Dr. Martin Luther King, Jr. is a historical figure that represents many things to many things to many people. For me he represents courageous leadership, the pursuit of peace by means of love and understanding, and bold initiatives. The above picture is from the August 28, 1963 March on Washington for Jobs and Freedom. My late great-grandmother was there that day. She rode to Washington, D.C. from Gary, Indiana. I remember talking to her about it and she said it was an amazing sight to see. I really miss hearing her voice. She spoke with a great elegance that reflected her belief that being “put together” and being articulate was of great importance.
The real reason for this post is to shed some light on an essay written by Dr. King in 1948 while he was a student at Morehouse College in Atlanta, Georgia. The title is “The Purpose of Education” and you can read it in its entirety by clicking the photo or clicking here. I shared this with my class a few years ago. I taught in a self-contained setting with a class of boys with emotional and behavioral disabilities. I am thankful for my experiences with them. I learned a lot about myself from my time working with them and learning from them.
This essay is not in any Indiana standard or curriculum. It’s not in the Common Core. I think I found it through one of my favorite past times, Google searching, and figured it would be worth discussing in class. I decided to do an explication of the essay, a line-by-line analysis. I can thank Mr. Stamper and Mr. Haponek, my two favorite English teachers, for even knowing what an explication is. Pretty sure we did an explication in Mr. Haponek’s class for a Walt Whitman poem or something like that. Anyway, here I am with 7 students ranging in age from 10-13, going through this essay sentence-by-sentence. One of the BEST moments of my career, although it was totally random and was not connected to anything in our curriculum. I just thought it would be fun. And it was.
Rick Wormeli offers his perspective on redos, retakes, and do-overs with respect to instructional approach and implementation in classrooms. I’ve always been an advocate of teaching a skill until it is learned and the student/pupil/Jedi/whatever can demonstrate the skill with mastery. That belief is my motivation for not just my career as an educator but musically as well. Why wouldn’t I want to be the best I can be? Unfortunately in education and music too, “time” moves faster than learning many times. In education we are bound to pacing guides and other boundaries that force us to make a certain amount of progress in time for the assessments. We need to fix that in America, soon. We are better than that and our youth deserve better than that…they deserve to learn authentically and deeply by way of rich and engaging curriculum.
Nor does the human spirit move without great difficulty against all the apathy of conformist thought within one’s own bosom and in the surrounding world.
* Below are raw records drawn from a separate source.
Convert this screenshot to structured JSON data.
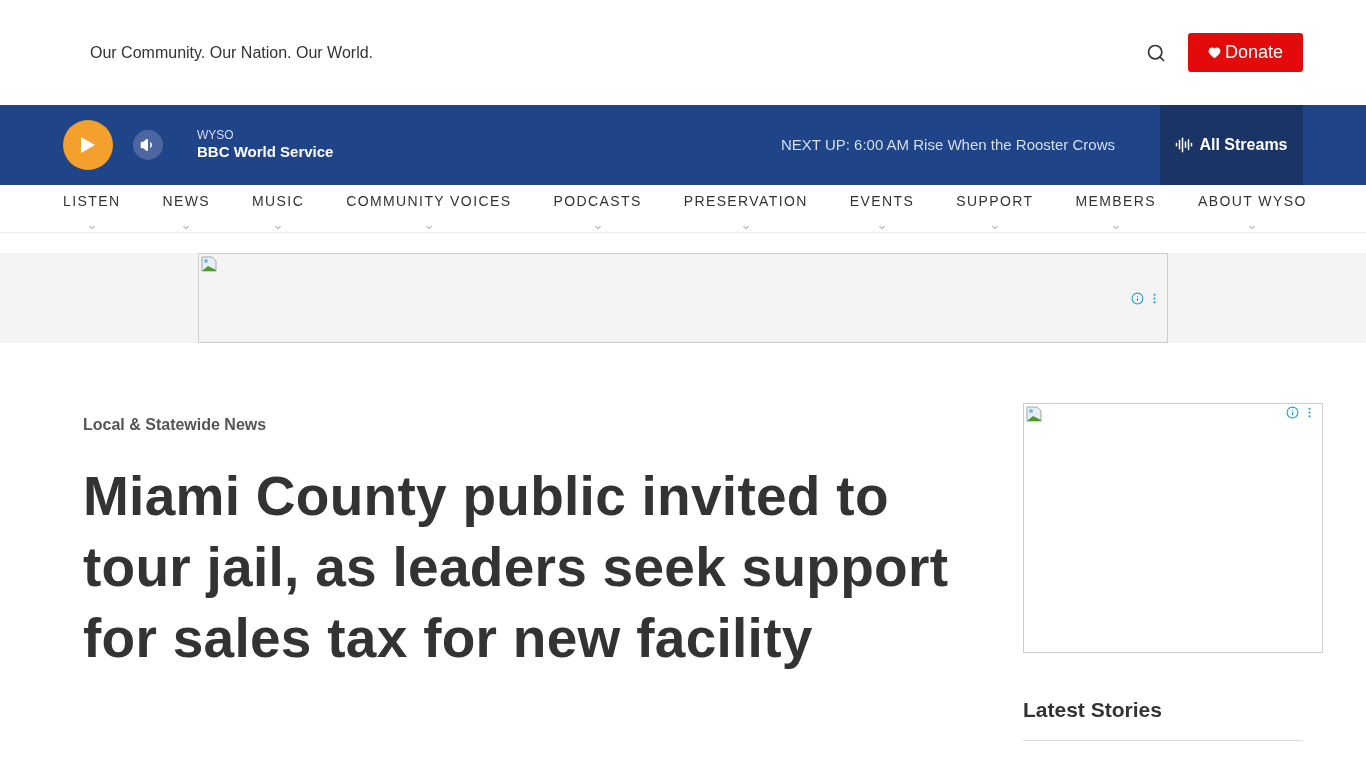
{
  "header": {
    "tagline": "Our Community. Our Nation. Our World.",
    "donate": "Donate"
  },
  "player": {
    "station": "WYSO",
    "program": "BBC World Service",
    "next_up": "NEXT UP: 6:00 AM Rise When the Rooster Crows",
    "all_streams": "All Streams"
  },
  "nav": [
    "LISTEN",
    "NEWS",
    "MUSIC",
    "COMMUNITY VOICES",
    "PODCASTS",
    "PRESERVATION",
    "EVENTS",
    "SUPPORT",
    "MEMBERS",
    "ABOUT WYSO"
  ],
  "article": {
    "category": "Local & Statewide News",
    "headline": "Miami County public invited to tour jail, as leaders seek support for sales tax for new facility"
  },
  "sidebar": {
    "heading": "Latest Stories"
  }
}
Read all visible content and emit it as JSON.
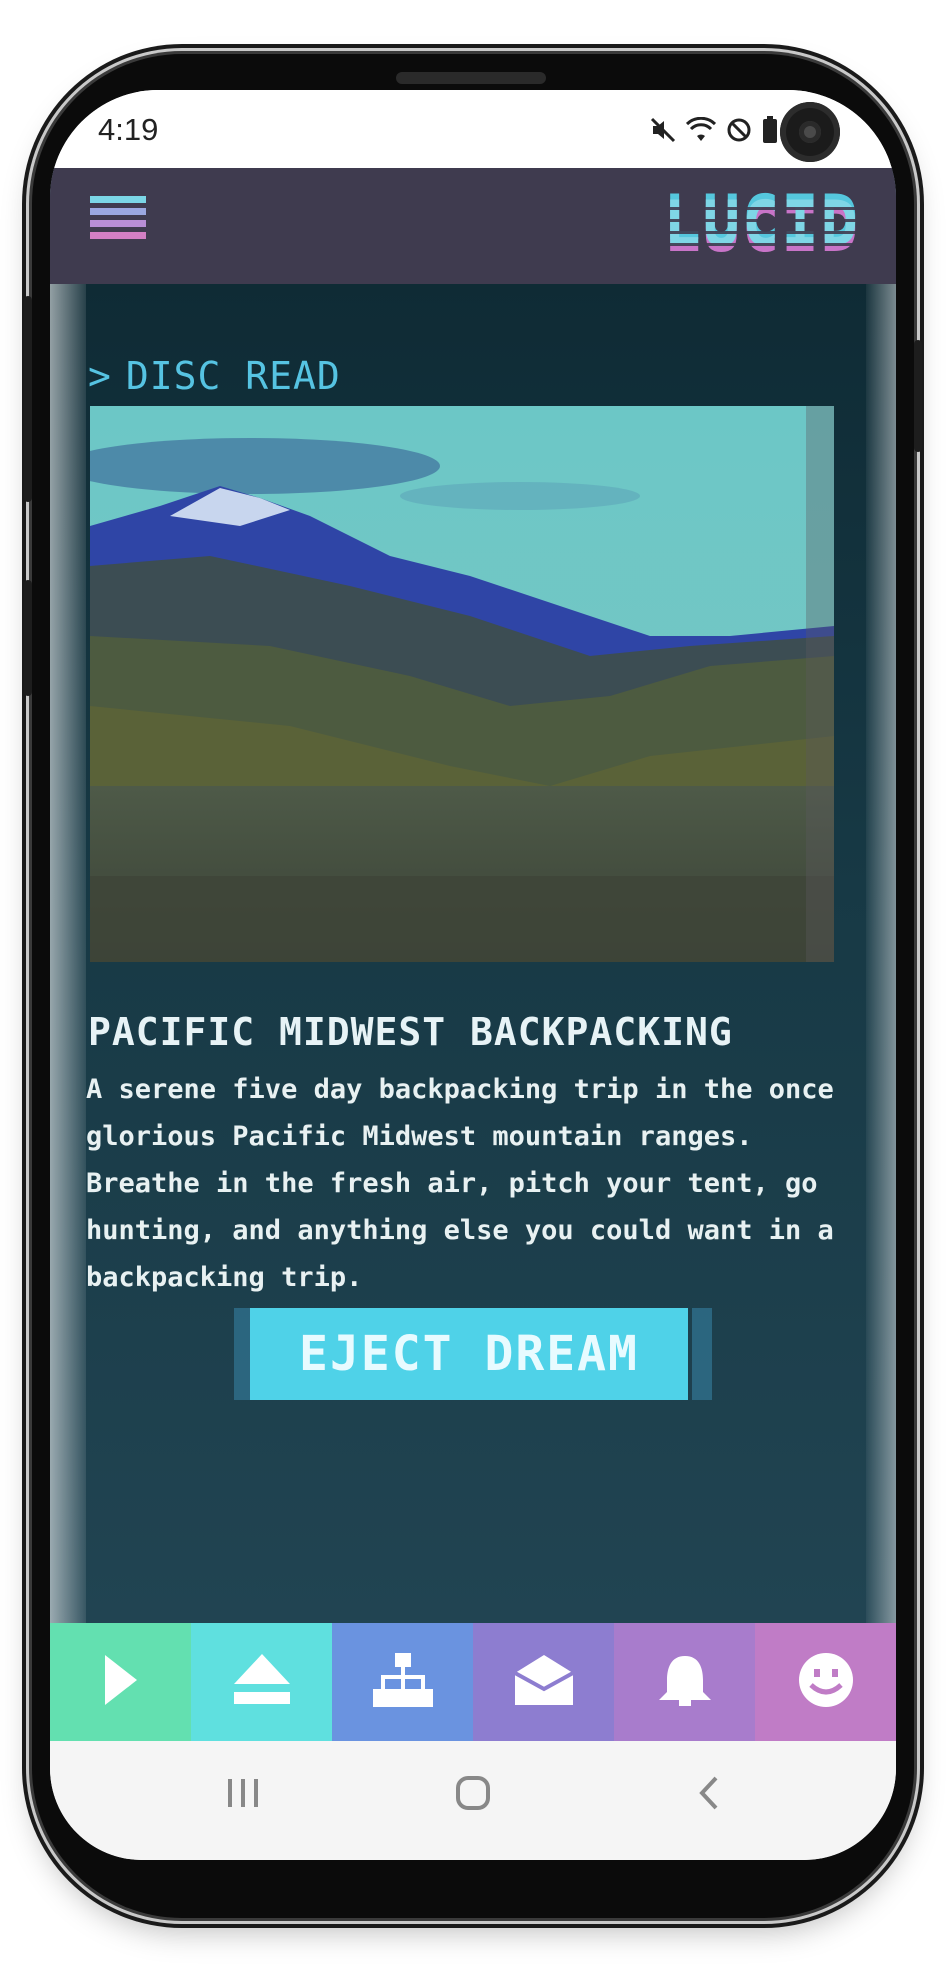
{
  "status_bar": {
    "time": "4:19",
    "icons": [
      "mute-icon",
      "wifi-icon",
      "do-not-disturb-icon",
      "battery-icon"
    ]
  },
  "app": {
    "logo": "LUCID",
    "menu_icon": "hamburger-menu-icon",
    "colors": {
      "topbar": "#3f3b4f",
      "accent_cyan": "#4fd2e8",
      "breadcrumb": "#56c3e2",
      "logo_cyan": "#7fd6e6",
      "logo_pink": "#c874c8"
    }
  },
  "breadcrumb": {
    "chevron": ">",
    "label": "DISC READ"
  },
  "dream": {
    "image_alt": "mountain-valley-photo",
    "title": "PACIFIC MIDWEST BACKPACKING",
    "description": "A serene five day backpacking trip in the once glorious Pacific Midwest mountain ranges. Breathe in the fresh air, pitch your tent, go hunting, and anything else you could want in a backpacking trip."
  },
  "eject_button": {
    "label": "EJECT DREAM"
  },
  "tabs": [
    {
      "icon": "play-icon",
      "color": "#63e0b0"
    },
    {
      "icon": "eject-icon",
      "color": "#5fe0df"
    },
    {
      "icon": "network-icon",
      "color": "#6a93e0"
    },
    {
      "icon": "mail-icon",
      "color": "#8d7dd0"
    },
    {
      "icon": "bell-icon",
      "color": "#a87ccc"
    },
    {
      "icon": "smiley-icon",
      "color": "#c07cc6"
    }
  ],
  "nav_bar": {
    "buttons": [
      "recent-apps-icon",
      "home-icon",
      "back-icon"
    ]
  }
}
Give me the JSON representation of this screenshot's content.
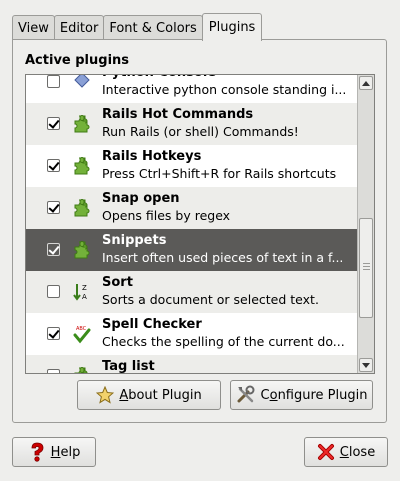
{
  "tabs": [
    {
      "label": "View",
      "active": false
    },
    {
      "label": "Editor",
      "active": false
    },
    {
      "label": "Font & Colors",
      "active": false
    },
    {
      "label": "Plugins",
      "active": true
    }
  ],
  "section_title": "Active plugins",
  "plugins": [
    {
      "name": "Python Console",
      "description": "Interactive python console standing i...",
      "checked": false,
      "icon": "python-console-icon",
      "selected": false
    },
    {
      "name": "Rails Hot Commands",
      "description": "Run Rails (or shell) Commands!",
      "checked": true,
      "icon": "puzzle-piece-icon",
      "selected": false
    },
    {
      "name": "Rails Hotkeys",
      "description": "Press Ctrl+Shift+R for Rails shortcuts",
      "checked": true,
      "icon": "puzzle-piece-icon",
      "selected": false
    },
    {
      "name": "Snap open",
      "description": "Opens files by regex",
      "checked": true,
      "icon": "puzzle-piece-icon",
      "selected": false
    },
    {
      "name": "Snippets",
      "description": "Insert often used pieces of text in a f...",
      "checked": true,
      "icon": "puzzle-piece-icon",
      "selected": true
    },
    {
      "name": "Sort",
      "description": "Sorts a document or selected text.",
      "checked": false,
      "icon": "sort-icon",
      "selected": false
    },
    {
      "name": "Spell Checker",
      "description": "Checks the spelling of the current do...",
      "checked": true,
      "icon": "spell-check-icon",
      "selected": false
    },
    {
      "name": "Tag list",
      "description": "",
      "checked": false,
      "icon": "puzzle-piece-icon",
      "selected": false
    }
  ],
  "buttons": {
    "about": {
      "mnemonic": "A",
      "rest": "bout Plugin"
    },
    "configure": {
      "pre": "C",
      "mnemonic": "o",
      "rest": "nfigure Plugin"
    },
    "help": {
      "mnemonic": "H",
      "rest": "elp"
    },
    "close": {
      "mnemonic": "C",
      "rest": "lose"
    }
  },
  "colors": {
    "selection_bg": "#5b5a58",
    "puzzle_green": "#73b13a",
    "help_red": "#cc0000"
  }
}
Moreover, when the issues at hand seem as perplexing as they often do in the case of this dreadful conflict, we are always on the verge of being mesmerized by uncertainty; but we must move on.And some of us who have already begun to break the silence of the night have found that the calling to speak is often a vocation of agony, but we must speak. We must speak with all the humility that is appropriate to our limited vision, but we must speak.
—Dr. Martin Luther King, Jr.
That quote is at the end of the song “Speak” on my latest album Black Hole Rap. It’s from a speech by Dr. King about the Vietnam War given on April 4, 1967…one year before his death. I look at music as an opportunity to speak. My career as an educator is an opportunity to speak. I am well aware that my willingness to voice my concerns, opinions, thoughts, joys, sorrows, loves, praises, etc. will create some degree of agony. That part of this quote was sobering when I first read it. It is hard to speak sometimes. Very hard. It’s actually hard to write this post and many of the other posts lately but I believe that my silence could truly be betrayal at this point in my life.
Remember that as you go about your business. Be courageous and speak when you KNOW you should. I hope to see you out here. Much love to all y’all.
A time comes when silence is betrayal.
—From a statement given by Clergy and Laymen Concerned About Vietnam